Joanna Shupe returns to her Four Hundred series with a sweet, heartwarming historical romance between a reclusive inventor and a shy Englishwoman. Both struggle to fit into society, but manage to find comfort and acceptance with each other.
The hits for Christina Barclay just keep coming. After her family flees England for New York to escape debtors, she quickly realizes her parents aim to pawn her off on the richest man willing to take her. The only way she copes with her family stress and anxiety for social gatherings is taking walks in her neighbor’s garden. It’s rumored that he’s a recluse and Christina doubts he’ll even notice her.
Oliver Hawkes is perfectly fine with his self-imposed exile. He doesn’t like dealing with new people, and has surrounded himself with a close group of servants and friends. Having lost his hearing as a young teen, Oliver has wrestled with the notion that he’ll never be fully welcomed by New York’s elite.
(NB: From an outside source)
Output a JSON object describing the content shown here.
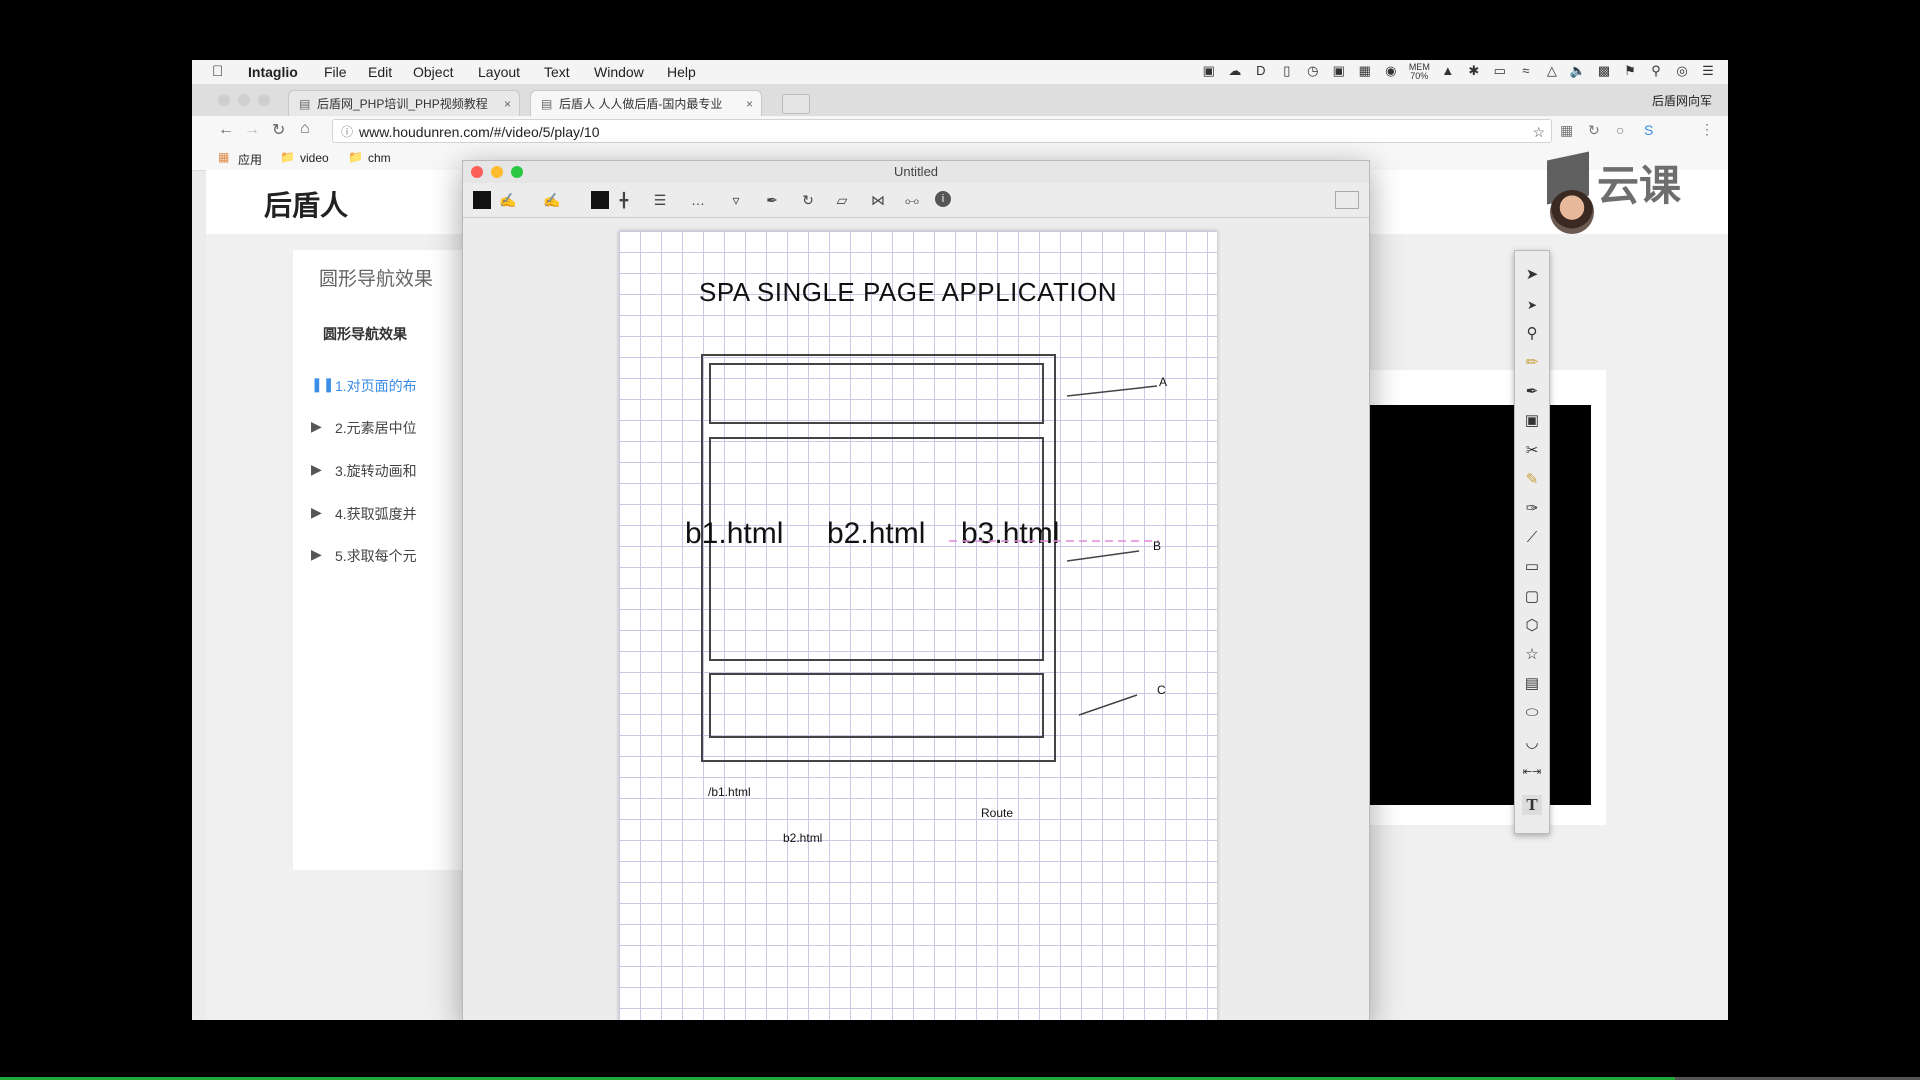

But after meeting Christina, he slowly comes to realize there’s something magical in finding a friend.
After Christina returns from a harrowing experience with the man her parents have chosen for her to marry, Oliver knows he has to help her. And when her mother and father catch Christina seeking refuge at Oliver’s home, they insist she’s been comprised. Oliver knows the easiest way to help Christina and keep her from the scheming clutches of her parents is to marry her. They’ll dissolve the marriage in a year and he’ll send her on her way with a large sum of money, freeing her to move wherever she wants and pursue her dreams.
Both Christina and Oliver are, initially, lonely individuals. Christina has never felt as if she belonged, even while out with her cousin and friends. Meanwhile, Oliver insists he needs no one and that he can manage just fine on his own. They end up becoming fast friends because they’ve found a common ground in their introversion. There’s an adorable scene where Christina doesn’t feel like coming down for dinner, so instead, Oliver has dinner set up in their rooms to keep Christina from having to leave the comfort of her own space.
Shupe fascinatingly explores Oliver’s life as a deaf man, showing what sorts of accessibilities and technology were available in the late-nineteenth century. But his disability also comes with various prejudices, even given his wealth and standing in society. The threat of being thrown into an asylum is a very real concern. Though Christina is a homebody, Oliver begins to worry that not being seen in public will cause people to think that he’s mad, creating a looming, terrifying danger that hangs over the growing affection between husband and wife. Oliver and Christina’s love story is very much a slow burn, enhanced by the care and understanding they have for one another. Filled with lovely, sigh-inducing scenes and tense moments of longing and vulnerability, A Notorious Vow is a romance you’ll remember for a lifetime.
ALSO IN BOOKPAGE: Read our Q&A with Joanna Shupe.